A lot of the arrogance comes from the understanding of God’s sovereignty. If God is in total and complete control, if I can do nothing of my own volition, wouldn’t it make sense that I can lean more on the Lord than be compassionate? At the very least we understand that our lack of compassion cannot do anything to stunt the movement of the Holy Spirit as we believe God saves whom He saves.
As an Arminian there was always a lingering fear or concern that my action could do damage to my “witness” to a non-believer. That I somehow had the ability to stifle them coming to know Christ because in essence I could turn them off to God. This concern led to a sense of accountability at least in my compassion and grace toward non-believers. Though I also had to deal with my lack of ability or knowledge being a reason that I couldn’t break through to convince someone of Christ’s saving power.
As a Calvinist I don’t deal with any guilt that I was not convincing enough when I shared the Gospel with someone. The Gospel is plain and simple and it’s incumbent upon the prompting of the Holy Spirit to convict and draw the person to God. In fact it’s the Holy Spirit’s mission to convict of sin and regenerate the heart of the non-believer. My pastor likes to say “work like an Arminian and sleep like a Calvinist”. I think we can learn a lot by embracing this saying.

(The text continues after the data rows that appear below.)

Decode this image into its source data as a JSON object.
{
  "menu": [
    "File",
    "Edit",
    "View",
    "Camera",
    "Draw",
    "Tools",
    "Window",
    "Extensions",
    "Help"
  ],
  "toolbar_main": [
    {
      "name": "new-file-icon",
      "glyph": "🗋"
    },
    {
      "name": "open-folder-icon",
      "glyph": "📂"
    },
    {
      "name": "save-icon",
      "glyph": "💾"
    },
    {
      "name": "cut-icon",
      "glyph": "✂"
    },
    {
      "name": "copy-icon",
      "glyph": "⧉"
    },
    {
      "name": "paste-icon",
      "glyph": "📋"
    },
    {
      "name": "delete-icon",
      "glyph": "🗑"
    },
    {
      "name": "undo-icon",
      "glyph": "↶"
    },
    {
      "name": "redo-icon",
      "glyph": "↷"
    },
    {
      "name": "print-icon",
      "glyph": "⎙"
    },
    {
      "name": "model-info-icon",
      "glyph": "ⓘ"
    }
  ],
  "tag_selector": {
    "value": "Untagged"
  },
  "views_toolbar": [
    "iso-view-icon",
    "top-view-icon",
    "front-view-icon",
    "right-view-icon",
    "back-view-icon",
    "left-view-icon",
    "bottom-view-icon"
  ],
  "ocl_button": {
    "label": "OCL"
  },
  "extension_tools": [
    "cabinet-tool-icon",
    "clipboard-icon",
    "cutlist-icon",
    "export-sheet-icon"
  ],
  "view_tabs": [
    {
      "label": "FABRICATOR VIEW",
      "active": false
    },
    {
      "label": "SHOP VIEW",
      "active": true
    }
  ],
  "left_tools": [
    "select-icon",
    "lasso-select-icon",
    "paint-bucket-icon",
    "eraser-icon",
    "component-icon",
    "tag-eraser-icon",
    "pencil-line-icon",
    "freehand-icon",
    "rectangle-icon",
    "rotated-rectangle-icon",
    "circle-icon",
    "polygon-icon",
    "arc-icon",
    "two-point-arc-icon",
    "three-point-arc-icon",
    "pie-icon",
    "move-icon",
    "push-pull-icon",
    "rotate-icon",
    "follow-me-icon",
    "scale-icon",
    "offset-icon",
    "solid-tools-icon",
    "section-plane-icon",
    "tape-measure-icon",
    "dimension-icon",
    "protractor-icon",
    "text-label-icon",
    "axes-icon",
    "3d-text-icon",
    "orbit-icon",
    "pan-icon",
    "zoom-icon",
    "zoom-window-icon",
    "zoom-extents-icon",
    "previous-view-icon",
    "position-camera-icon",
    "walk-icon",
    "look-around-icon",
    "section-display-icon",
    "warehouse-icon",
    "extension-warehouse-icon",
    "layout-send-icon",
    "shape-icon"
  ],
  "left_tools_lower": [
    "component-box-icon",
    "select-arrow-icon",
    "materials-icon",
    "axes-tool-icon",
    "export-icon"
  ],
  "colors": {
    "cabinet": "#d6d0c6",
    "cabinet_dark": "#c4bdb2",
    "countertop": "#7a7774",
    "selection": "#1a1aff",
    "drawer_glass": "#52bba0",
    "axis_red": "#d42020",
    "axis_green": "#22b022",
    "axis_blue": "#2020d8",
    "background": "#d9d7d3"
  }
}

What I think we do forget when we share scripture and theology is God is not just sovereign. He is the embodiment of love, justice, mercy and grace. He calls us to be Christ like (1 Pet 1:16). We are called to workout our own salvation with fear and trembling. (Phil 2:12) When we have a high view of scripture and are dedicated to the pursuit of theology, it can be frustrating when you come across weaker brothers and sisters who may not have the same views. We tend to eat our own. We have such a high expectation of what a Christian should know, we forget that we were once in their shoes.

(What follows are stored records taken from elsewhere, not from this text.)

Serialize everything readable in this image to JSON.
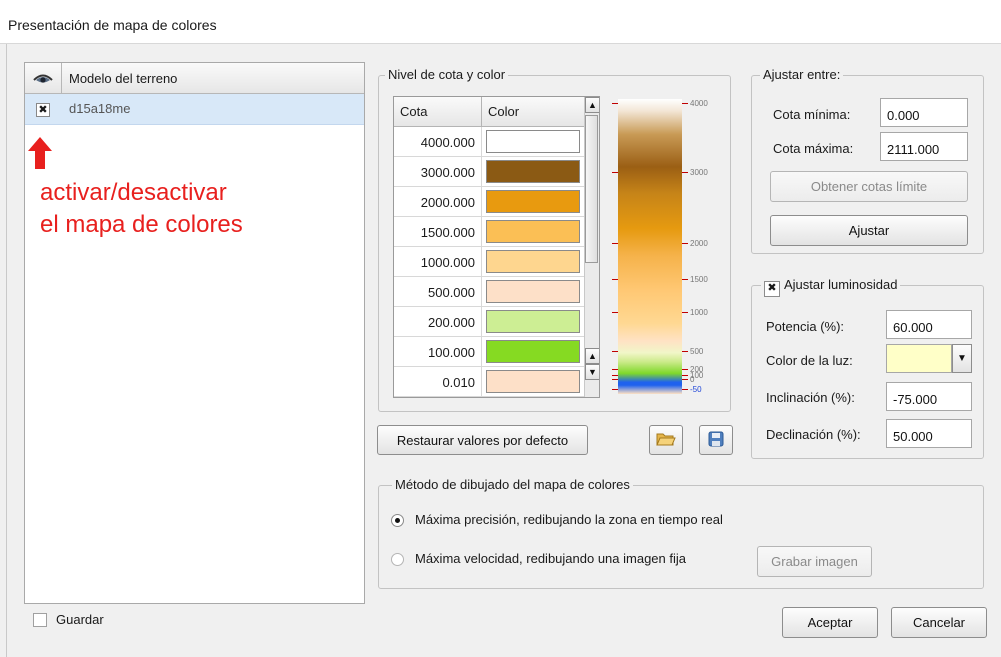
{
  "window": {
    "title": "Presentación de mapa de colores"
  },
  "layer_list": {
    "column_header": "Modelo del terreno",
    "rows": [
      {
        "name": "d15a18me",
        "active": true
      }
    ]
  },
  "annotation": {
    "line1": "activar/desactivar",
    "line2": "el mapa de colores",
    "color": "#e8201e"
  },
  "levels": {
    "group_label": "Nivel de cota y color",
    "col_cota": "Cota",
    "col_color": "Color",
    "rows": [
      {
        "cota": "4000.000",
        "color": "#ffffff"
      },
      {
        "cota": "3000.000",
        "color": "#8b5a14"
      },
      {
        "cota": "2000.000",
        "color": "#e89a0f"
      },
      {
        "cota": "1500.000",
        "color": "#fbbf55"
      },
      {
        "cota": "1000.000",
        "color": "#fed68f"
      },
      {
        "cota": "500.000",
        "color": "#fde0c8"
      },
      {
        "cota": "200.000",
        "color": "#cdee94"
      },
      {
        "cota": "100.000",
        "color": "#86da22"
      },
      {
        "cota": "0.010",
        "color": "#fde0c8"
      }
    ],
    "bar_labels": [
      "4000",
      "3000",
      "2000",
      "1500",
      "1000",
      "500",
      "200",
      "100",
      "0",
      "-50"
    ]
  },
  "adjust": {
    "group_label": "Ajustar entre:",
    "min_label": "Cota mínima:",
    "min_value": "0.000",
    "max_label": "Cota máxima:",
    "max_value": "2111.000",
    "get_limits_button": "Obtener cotas límite",
    "adjust_button": "Ajustar"
  },
  "luminosity": {
    "label": "Ajustar luminosidad",
    "enabled": true,
    "power_label": "Potencia (%):",
    "power_value": "60.000",
    "light_color_label": "Color de la luz:",
    "light_color": "#ffffc8",
    "inclination_label": "Inclinación (%):",
    "inclination_value": "-75.000",
    "declination_label": "Declinación (%):",
    "declination_value": "50.000"
  },
  "restore_button": "Restaurar valores por defecto",
  "method": {
    "group_label": "Método de dibujado del mapa de colores",
    "option_precision": "Máxima precisión, redibujando la zona en tiempo real",
    "option_speed": "Máxima velocidad, redibujando una imagen fija",
    "selected": "precision",
    "save_image_button": "Grabar imagen"
  },
  "footer": {
    "save_checkbox": "Guardar",
    "accept_button": "Aceptar",
    "cancel_button": "Cancelar"
  },
  "icons": {
    "eye": "eye-icon",
    "open": "folder-open-icon",
    "save": "floppy-disk-icon"
  }
}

Even Paul knew this. His letters were wrought with love and a desire to spend time with his church families across the globe. He pined over them with a passion. Not solely with rebuke and correction, though he did that also, but with loving explanation he toiled with them in reason and patience.
Now this isn’t just a blast against Calvinists as we all know it’s not realistic to think that only Calvinists suffer from arrogance. Arminians on the whole don’t even know they are Arminian. So, when confronted with a theology that differs from theirs it’s an immediate lapse of common sense and a showing of ignorance. Arrogance still lies within their theology too. Their misunderstanding of Calvinism and a demonizing of a sovereign God is dangerous.

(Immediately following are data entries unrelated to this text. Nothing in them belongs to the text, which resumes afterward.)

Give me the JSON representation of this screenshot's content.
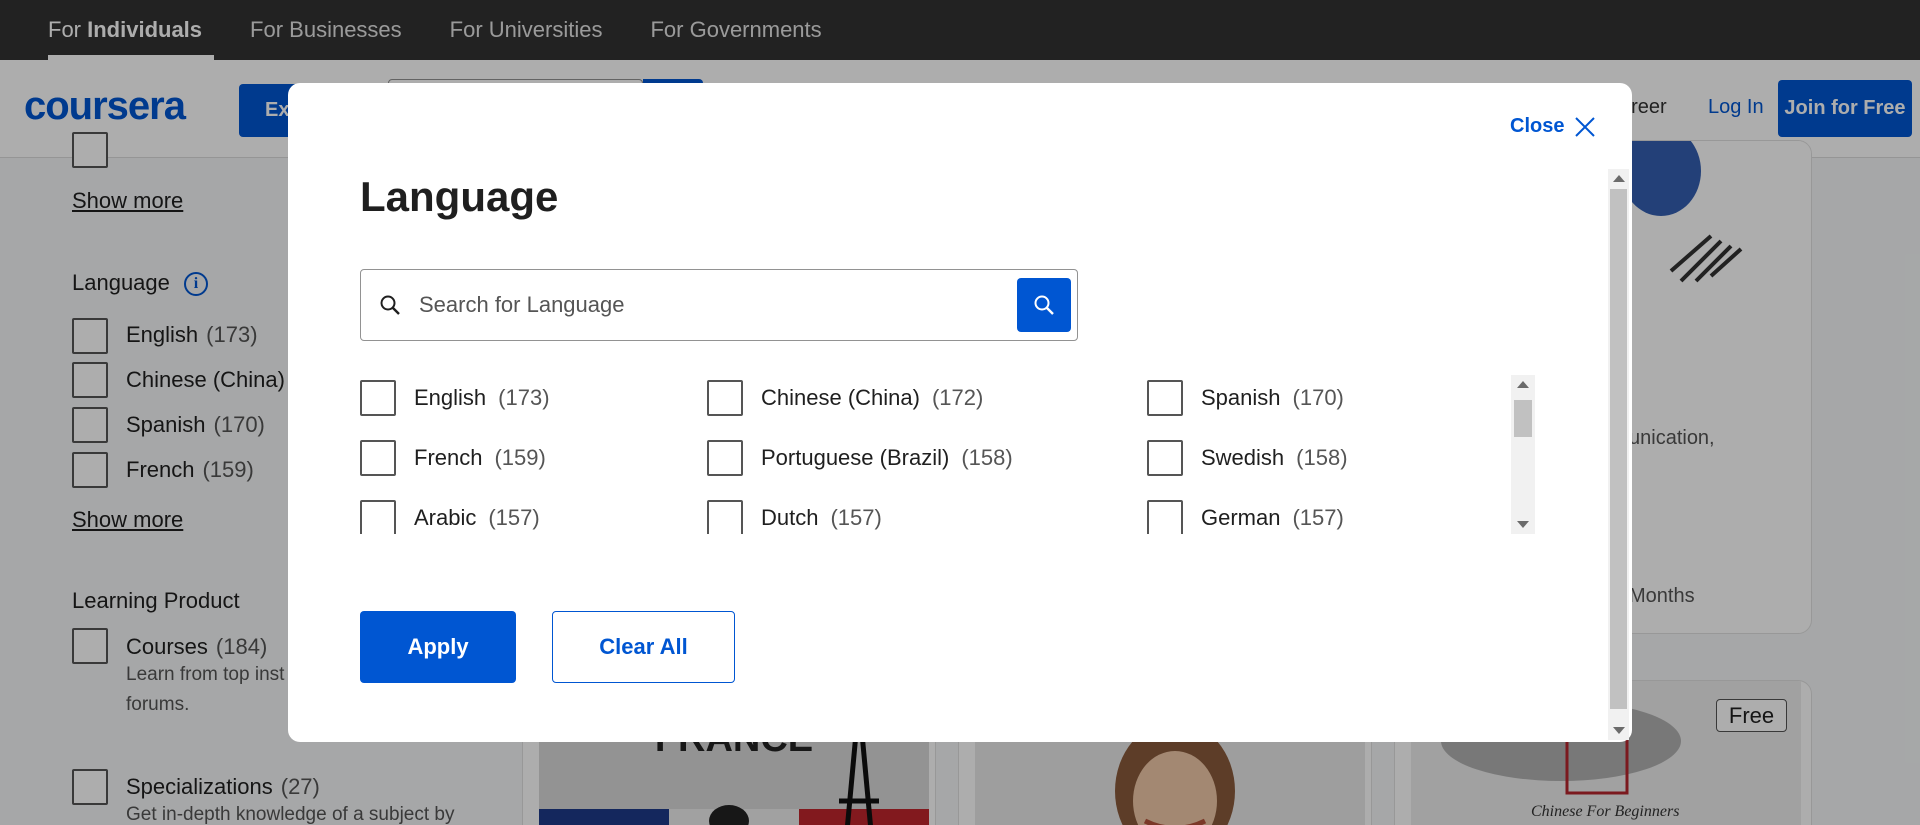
{
  "topbar": {
    "items": [
      {
        "prefix": "For ",
        "label": "Individuals"
      },
      {
        "label": "For Businesses"
      },
      {
        "label": "For Universities"
      },
      {
        "label": "For Governments"
      }
    ]
  },
  "header": {
    "logo": "coursera",
    "explore_label": "Ex",
    "career_label": "areer",
    "login_label": "Log In",
    "join_label": "Join for Free"
  },
  "filters": {
    "show_more_1": "Show more",
    "language_heading": "Language",
    "languages": [
      {
        "name": "English",
        "count": "(173)"
      },
      {
        "name": "Chinese (China)",
        "count": ""
      },
      {
        "name": "Spanish",
        "count": "(170)"
      },
      {
        "name": "French",
        "count": "(159)"
      }
    ],
    "show_more_2": "Show more",
    "learning_product_heading": "Learning Product",
    "products": [
      {
        "name": "Courses",
        "count": "(184)",
        "desc": "Learn from top inst assignments, video forums."
      },
      {
        "name": "Specializations",
        "count": "(27)",
        "desc": "Get in-depth knowledge of a subject by"
      }
    ]
  },
  "background": {
    "snippet_1": "unication,",
    "snippet_2": "Months",
    "free_badge": "Free",
    "card_image_text": "FRANCE",
    "calligraphy_caption": "Chinese For Beginners"
  },
  "modal": {
    "close_label": "Close",
    "title": "Language",
    "search_placeholder": "Search for Language",
    "languages": [
      {
        "name": "English",
        "count": "(173)"
      },
      {
        "name": "Chinese (China)",
        "count": "(172)"
      },
      {
        "name": "Spanish",
        "count": "(170)"
      },
      {
        "name": "French",
        "count": "(159)"
      },
      {
        "name": "Portuguese (Brazil)",
        "count": "(158)"
      },
      {
        "name": "Swedish",
        "count": "(158)"
      },
      {
        "name": "Arabic",
        "count": "(157)"
      },
      {
        "name": "Dutch",
        "count": "(157)"
      },
      {
        "name": "German",
        "count": "(157)"
      }
    ],
    "apply_label": "Apply",
    "clear_label": "Clear All"
  },
  "colors": {
    "brand_blue": "#0056d2",
    "topbar_bg": "#333333",
    "overlay": "rgba(0,0,0,0.32)"
  },
  "icons": [
    "search-icon",
    "close-icon",
    "info-icon"
  ]
}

You cannot live in ignorance of the scriptures and you cannot treat others badly. Neither of these actions do any good for the unity of the body of Christ. Not that it creates a “bad” witness but that it doesn’t promote the growth and maturity necessary to live in unity as the body of Christ.